→ Instructions to follow
How many lines of the data include the string "Certified"? State the number and nothing else.
_ _ _
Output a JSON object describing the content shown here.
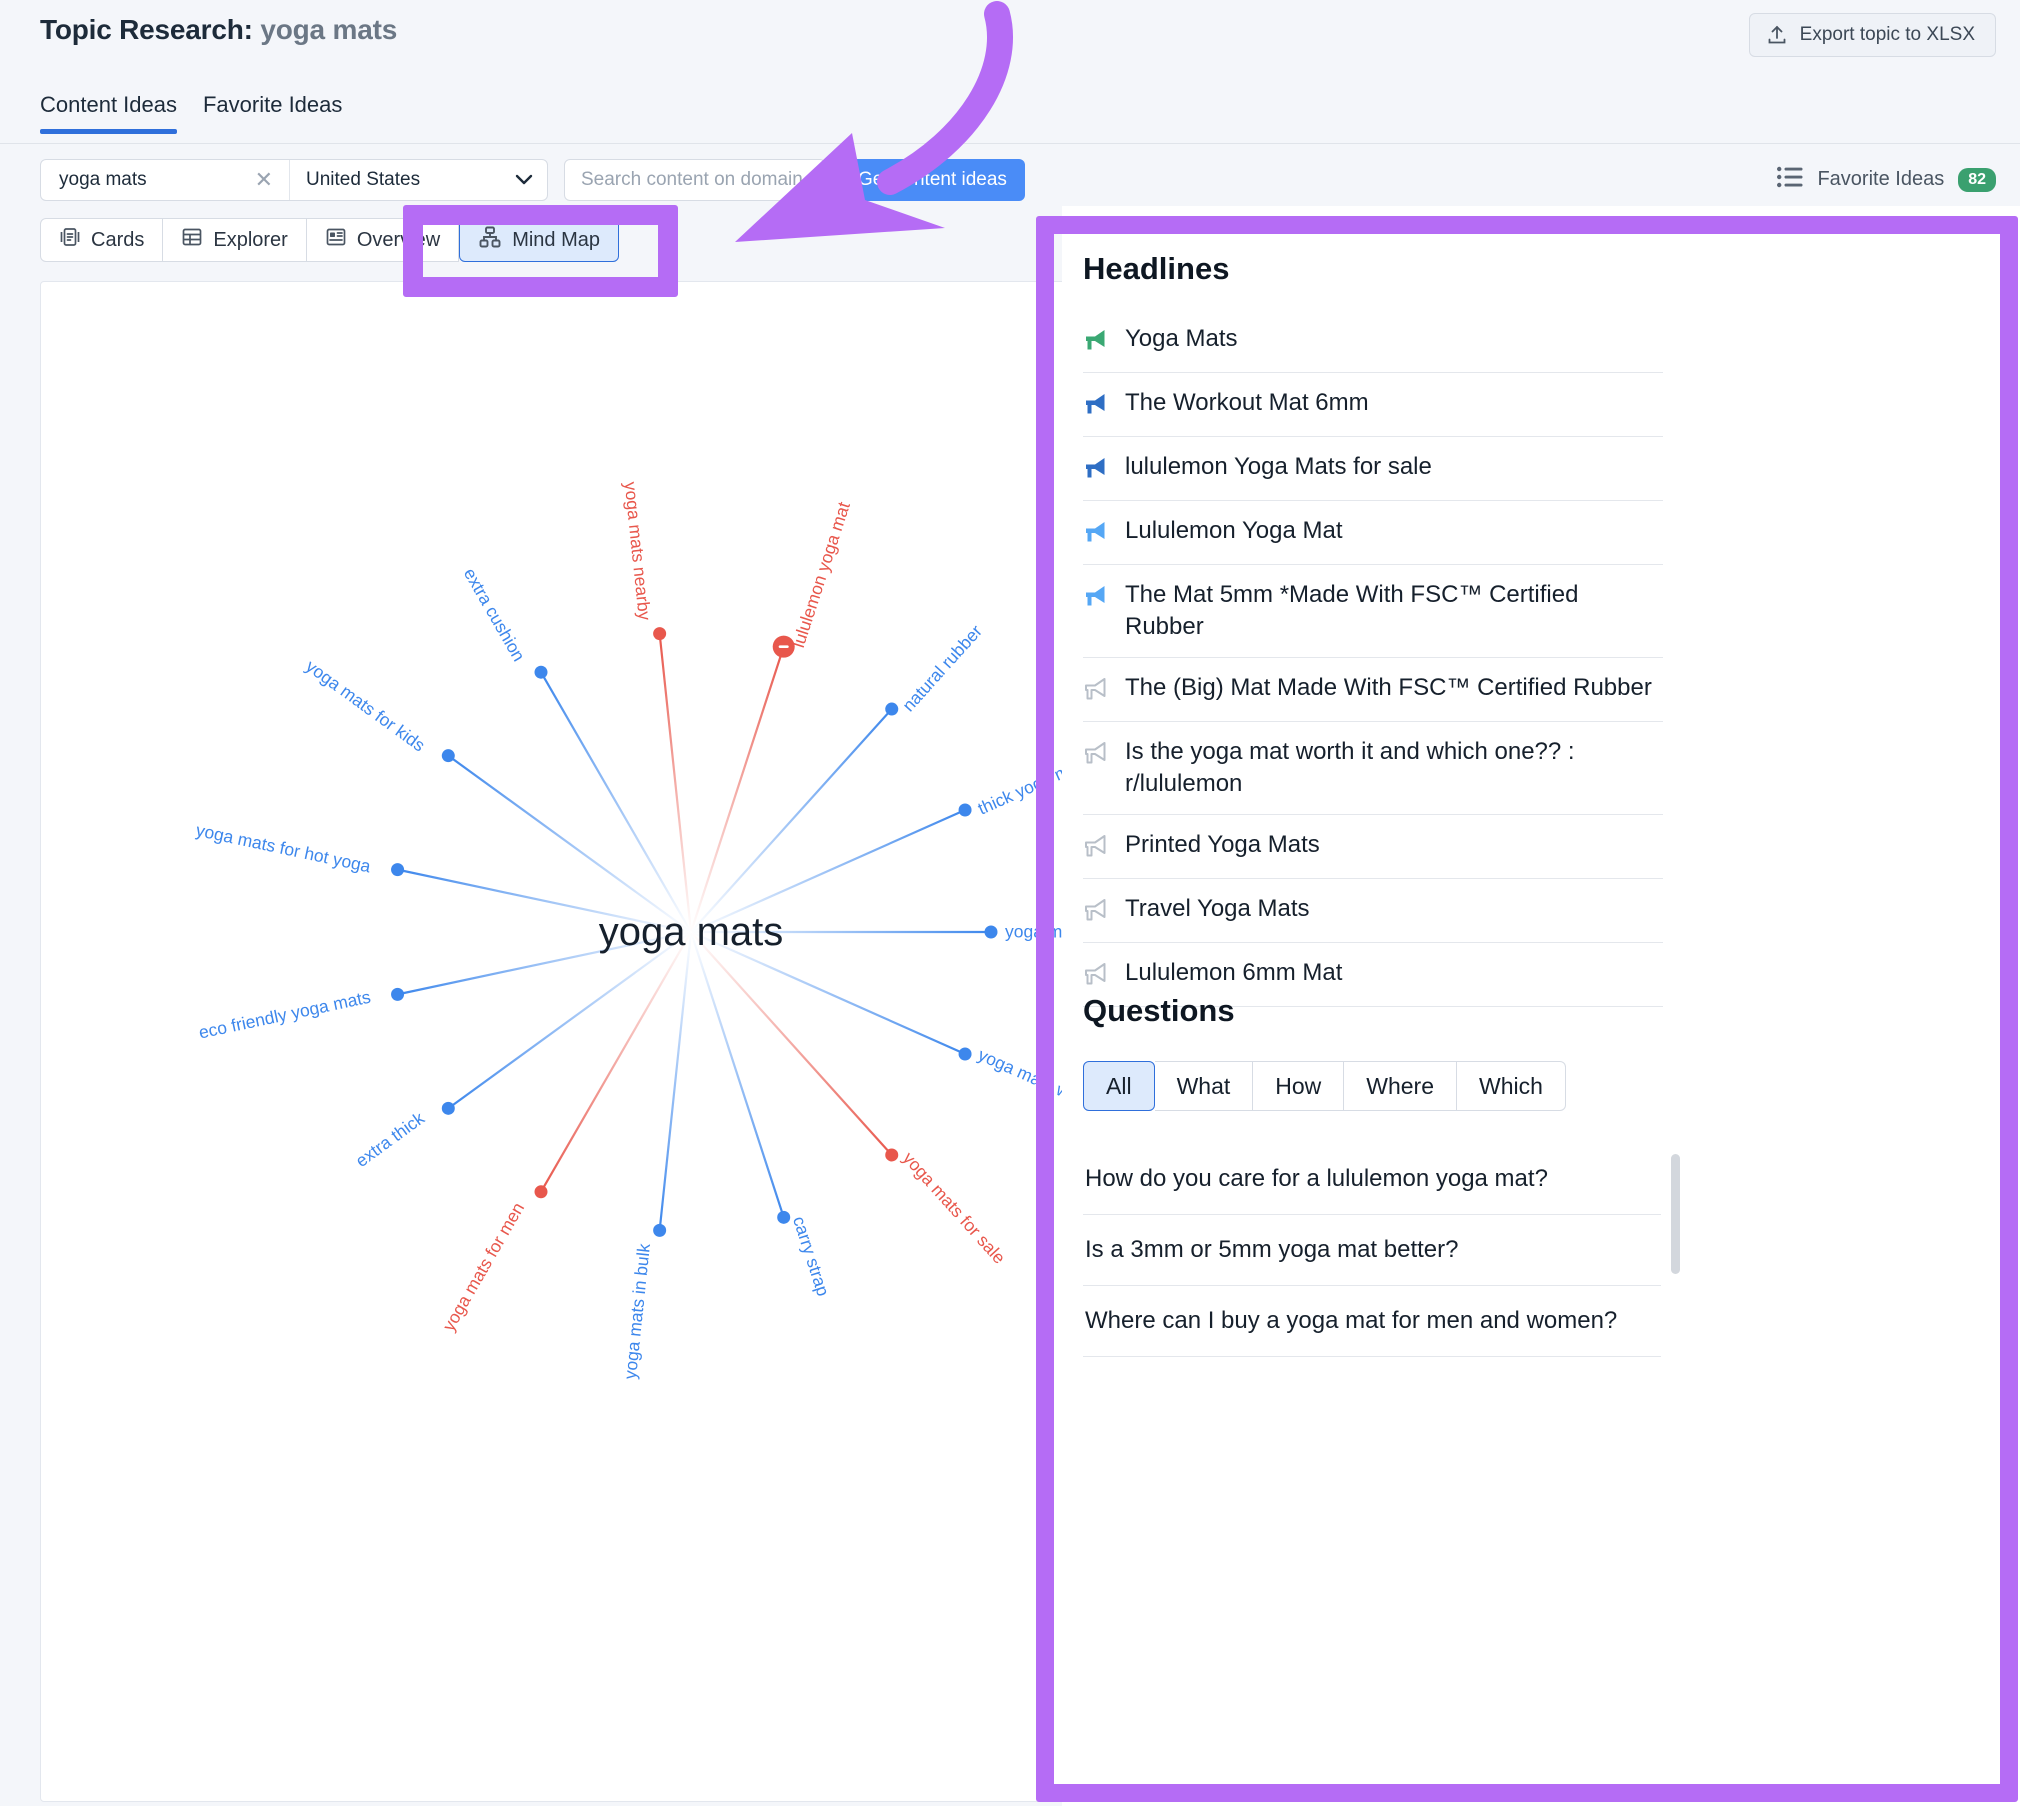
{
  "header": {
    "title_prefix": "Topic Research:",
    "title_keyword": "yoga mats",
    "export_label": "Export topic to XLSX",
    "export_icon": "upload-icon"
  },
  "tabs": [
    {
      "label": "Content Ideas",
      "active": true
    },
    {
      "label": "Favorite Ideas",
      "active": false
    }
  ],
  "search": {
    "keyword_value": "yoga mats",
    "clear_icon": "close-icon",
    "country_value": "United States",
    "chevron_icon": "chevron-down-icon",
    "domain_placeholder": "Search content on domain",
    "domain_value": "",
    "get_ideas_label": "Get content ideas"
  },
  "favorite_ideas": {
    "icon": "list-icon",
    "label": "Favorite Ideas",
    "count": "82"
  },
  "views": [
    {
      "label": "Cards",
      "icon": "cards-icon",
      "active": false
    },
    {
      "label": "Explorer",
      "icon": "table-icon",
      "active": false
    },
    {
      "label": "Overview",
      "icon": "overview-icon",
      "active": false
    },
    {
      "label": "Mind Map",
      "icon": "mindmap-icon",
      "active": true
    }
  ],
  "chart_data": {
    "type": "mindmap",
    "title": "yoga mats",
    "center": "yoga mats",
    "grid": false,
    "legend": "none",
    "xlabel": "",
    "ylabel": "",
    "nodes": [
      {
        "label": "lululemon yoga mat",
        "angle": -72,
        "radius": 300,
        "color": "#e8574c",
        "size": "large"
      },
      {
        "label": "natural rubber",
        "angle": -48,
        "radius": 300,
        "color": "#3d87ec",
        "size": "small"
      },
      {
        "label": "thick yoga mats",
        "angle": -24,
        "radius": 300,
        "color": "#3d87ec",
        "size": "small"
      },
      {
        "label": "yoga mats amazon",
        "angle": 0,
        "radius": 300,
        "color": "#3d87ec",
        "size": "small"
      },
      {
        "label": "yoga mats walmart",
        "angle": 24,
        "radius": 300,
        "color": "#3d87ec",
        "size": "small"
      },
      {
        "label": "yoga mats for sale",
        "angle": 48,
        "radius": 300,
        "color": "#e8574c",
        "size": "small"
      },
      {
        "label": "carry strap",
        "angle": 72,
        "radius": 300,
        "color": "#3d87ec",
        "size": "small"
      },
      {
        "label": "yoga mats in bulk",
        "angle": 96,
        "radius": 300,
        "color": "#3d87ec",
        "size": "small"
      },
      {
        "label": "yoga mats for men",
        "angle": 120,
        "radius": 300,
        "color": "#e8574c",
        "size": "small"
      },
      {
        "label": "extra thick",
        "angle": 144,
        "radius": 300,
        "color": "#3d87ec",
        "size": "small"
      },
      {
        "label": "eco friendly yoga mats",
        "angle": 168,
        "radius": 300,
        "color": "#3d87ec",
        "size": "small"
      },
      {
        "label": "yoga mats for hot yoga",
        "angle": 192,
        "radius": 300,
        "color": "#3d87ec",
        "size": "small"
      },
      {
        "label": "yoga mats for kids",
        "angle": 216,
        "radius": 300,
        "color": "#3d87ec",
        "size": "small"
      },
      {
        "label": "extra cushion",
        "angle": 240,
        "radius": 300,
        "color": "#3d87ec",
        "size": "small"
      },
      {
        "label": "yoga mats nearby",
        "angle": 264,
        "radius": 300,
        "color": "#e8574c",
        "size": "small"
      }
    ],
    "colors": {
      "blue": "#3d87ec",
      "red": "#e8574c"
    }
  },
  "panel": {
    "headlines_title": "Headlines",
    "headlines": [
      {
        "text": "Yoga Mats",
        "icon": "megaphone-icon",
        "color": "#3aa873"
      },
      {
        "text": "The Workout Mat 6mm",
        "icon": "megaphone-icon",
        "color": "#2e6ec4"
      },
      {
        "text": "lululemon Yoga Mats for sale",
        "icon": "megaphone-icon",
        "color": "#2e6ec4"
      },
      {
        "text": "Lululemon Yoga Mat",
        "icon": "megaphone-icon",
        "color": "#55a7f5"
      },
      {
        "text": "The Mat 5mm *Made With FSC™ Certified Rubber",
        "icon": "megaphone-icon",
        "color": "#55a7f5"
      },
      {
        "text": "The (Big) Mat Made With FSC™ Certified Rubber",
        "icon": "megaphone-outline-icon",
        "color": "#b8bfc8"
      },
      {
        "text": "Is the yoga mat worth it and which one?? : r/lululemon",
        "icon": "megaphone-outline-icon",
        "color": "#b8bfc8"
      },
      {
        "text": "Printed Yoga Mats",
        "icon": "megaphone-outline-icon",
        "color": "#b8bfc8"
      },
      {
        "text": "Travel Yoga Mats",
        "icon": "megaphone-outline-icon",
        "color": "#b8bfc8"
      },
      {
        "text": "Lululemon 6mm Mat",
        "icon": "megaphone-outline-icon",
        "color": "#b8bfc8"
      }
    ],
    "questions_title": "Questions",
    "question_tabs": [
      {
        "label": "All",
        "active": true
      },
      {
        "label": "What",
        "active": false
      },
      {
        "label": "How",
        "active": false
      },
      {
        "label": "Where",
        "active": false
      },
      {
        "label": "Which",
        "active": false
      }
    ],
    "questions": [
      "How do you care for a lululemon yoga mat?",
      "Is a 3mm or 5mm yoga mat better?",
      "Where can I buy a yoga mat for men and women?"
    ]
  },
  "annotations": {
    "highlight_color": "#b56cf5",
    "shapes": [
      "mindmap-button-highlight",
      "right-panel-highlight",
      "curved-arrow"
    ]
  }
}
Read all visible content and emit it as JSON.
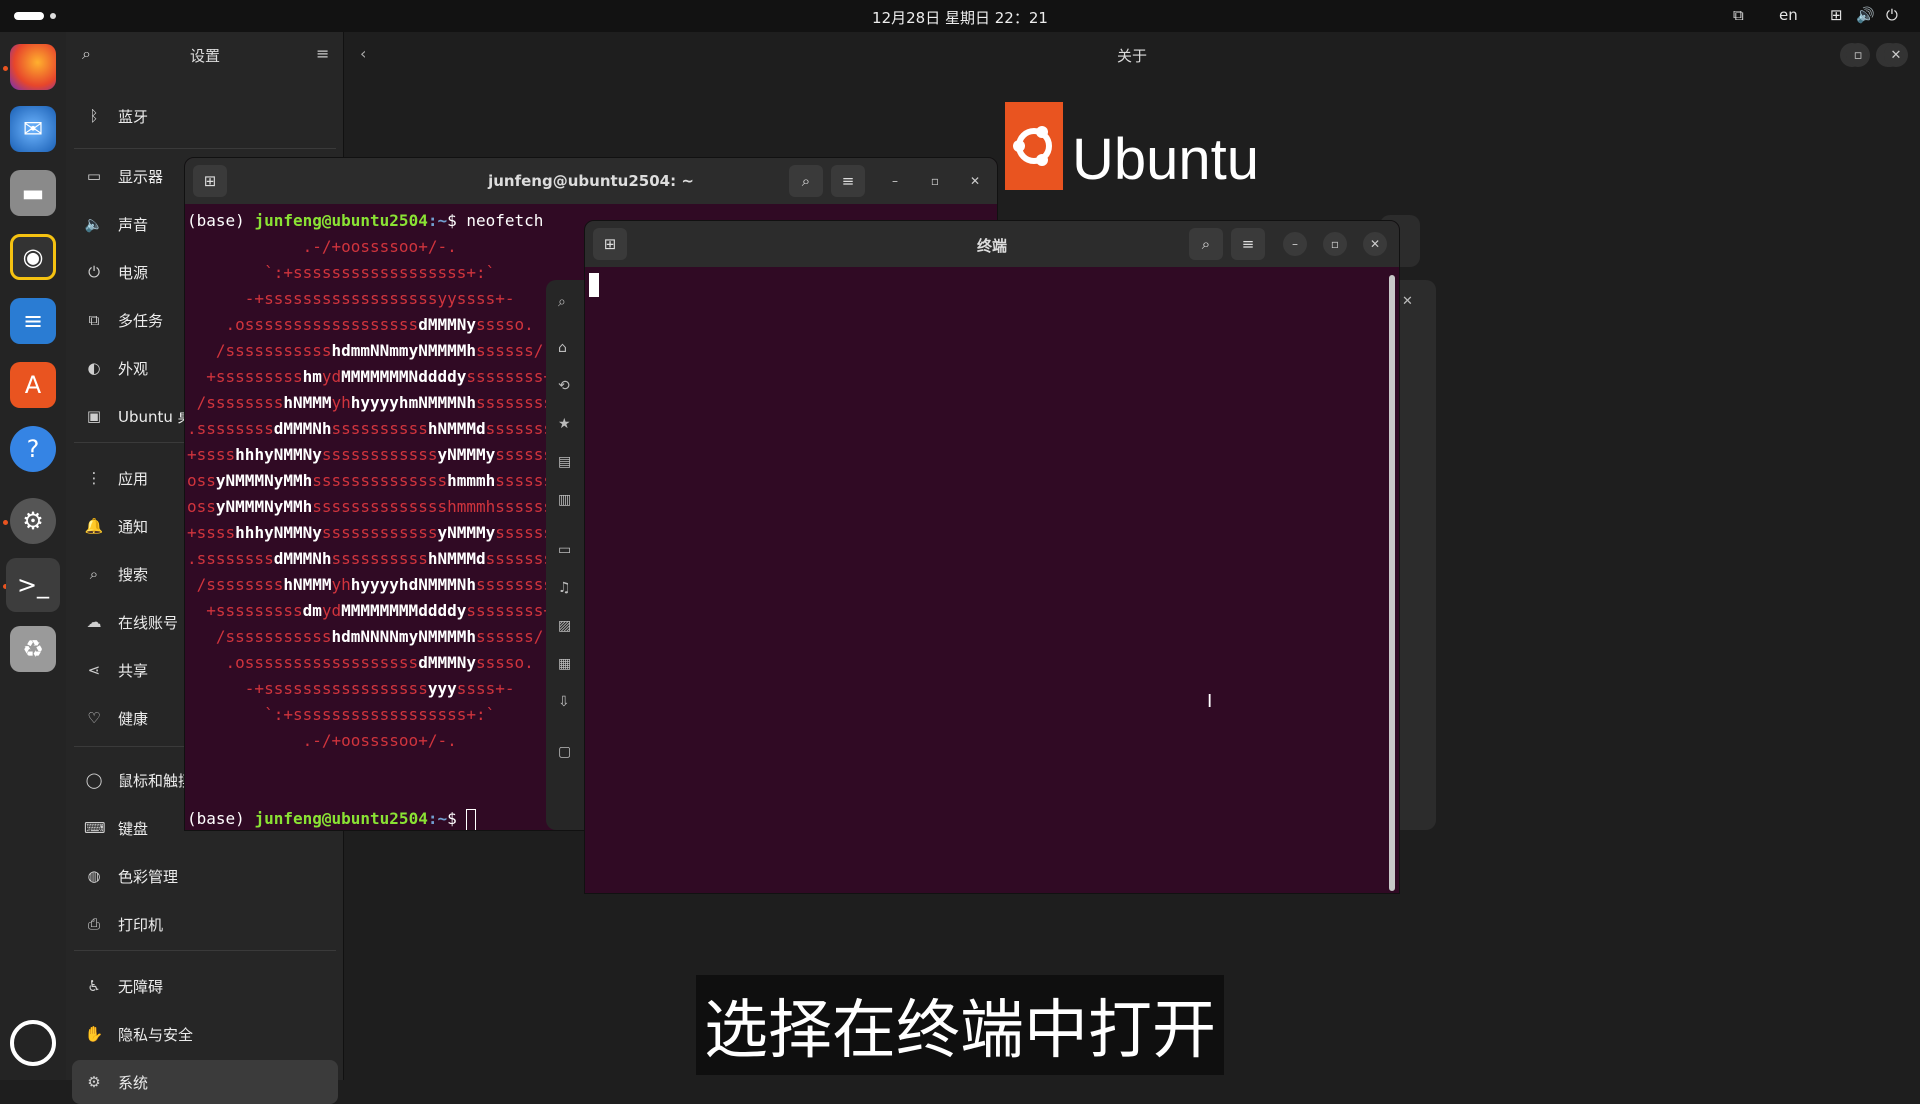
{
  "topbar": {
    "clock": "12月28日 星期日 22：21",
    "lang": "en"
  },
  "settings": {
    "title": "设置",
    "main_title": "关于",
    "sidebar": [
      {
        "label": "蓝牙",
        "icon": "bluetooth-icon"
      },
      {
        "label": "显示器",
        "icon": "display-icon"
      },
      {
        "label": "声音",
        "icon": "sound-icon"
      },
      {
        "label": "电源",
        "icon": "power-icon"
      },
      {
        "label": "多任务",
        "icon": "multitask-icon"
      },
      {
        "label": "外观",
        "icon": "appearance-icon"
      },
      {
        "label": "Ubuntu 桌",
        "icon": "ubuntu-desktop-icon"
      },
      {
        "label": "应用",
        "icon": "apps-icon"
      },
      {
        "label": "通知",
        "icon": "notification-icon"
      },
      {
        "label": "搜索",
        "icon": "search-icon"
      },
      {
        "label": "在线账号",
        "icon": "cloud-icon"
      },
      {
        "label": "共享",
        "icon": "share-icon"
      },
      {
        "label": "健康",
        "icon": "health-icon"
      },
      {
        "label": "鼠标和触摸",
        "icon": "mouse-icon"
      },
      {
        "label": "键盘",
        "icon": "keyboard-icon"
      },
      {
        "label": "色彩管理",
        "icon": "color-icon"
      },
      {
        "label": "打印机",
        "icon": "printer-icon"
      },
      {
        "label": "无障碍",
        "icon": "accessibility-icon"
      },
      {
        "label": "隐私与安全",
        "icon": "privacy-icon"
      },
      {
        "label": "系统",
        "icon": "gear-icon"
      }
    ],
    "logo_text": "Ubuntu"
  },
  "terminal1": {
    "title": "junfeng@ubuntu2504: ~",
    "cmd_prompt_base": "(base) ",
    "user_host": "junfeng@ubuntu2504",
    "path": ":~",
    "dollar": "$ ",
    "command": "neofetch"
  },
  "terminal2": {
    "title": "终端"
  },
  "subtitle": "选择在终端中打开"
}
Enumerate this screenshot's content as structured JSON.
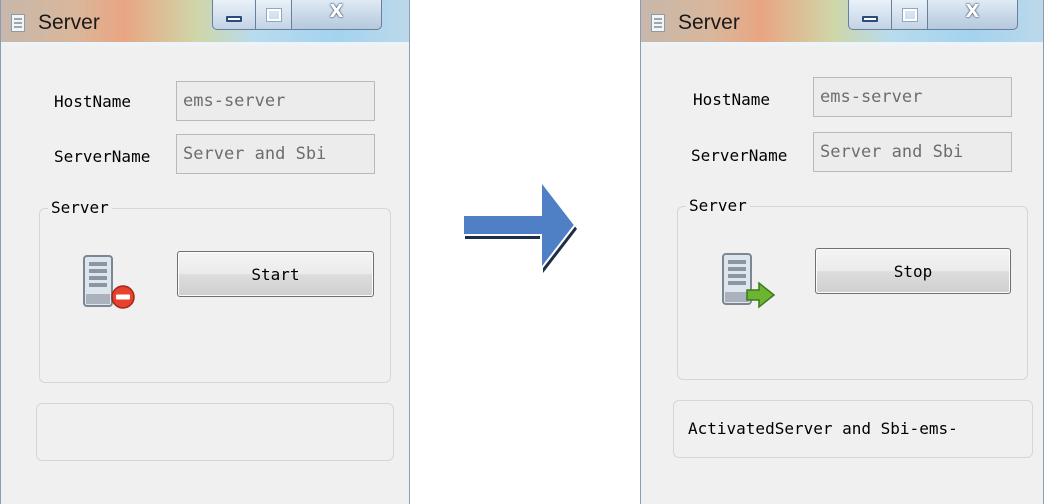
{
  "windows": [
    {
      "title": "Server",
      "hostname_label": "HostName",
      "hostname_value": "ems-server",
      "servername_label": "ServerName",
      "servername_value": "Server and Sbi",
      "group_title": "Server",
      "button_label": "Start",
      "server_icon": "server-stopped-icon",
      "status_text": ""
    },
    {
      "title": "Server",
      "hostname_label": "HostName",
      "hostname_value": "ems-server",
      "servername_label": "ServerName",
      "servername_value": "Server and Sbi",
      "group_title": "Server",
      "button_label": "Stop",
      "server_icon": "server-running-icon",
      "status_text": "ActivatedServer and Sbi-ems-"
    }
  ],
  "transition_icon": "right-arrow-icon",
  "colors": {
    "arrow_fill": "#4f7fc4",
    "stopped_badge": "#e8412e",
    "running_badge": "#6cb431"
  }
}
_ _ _
→ Answer for this exercise
2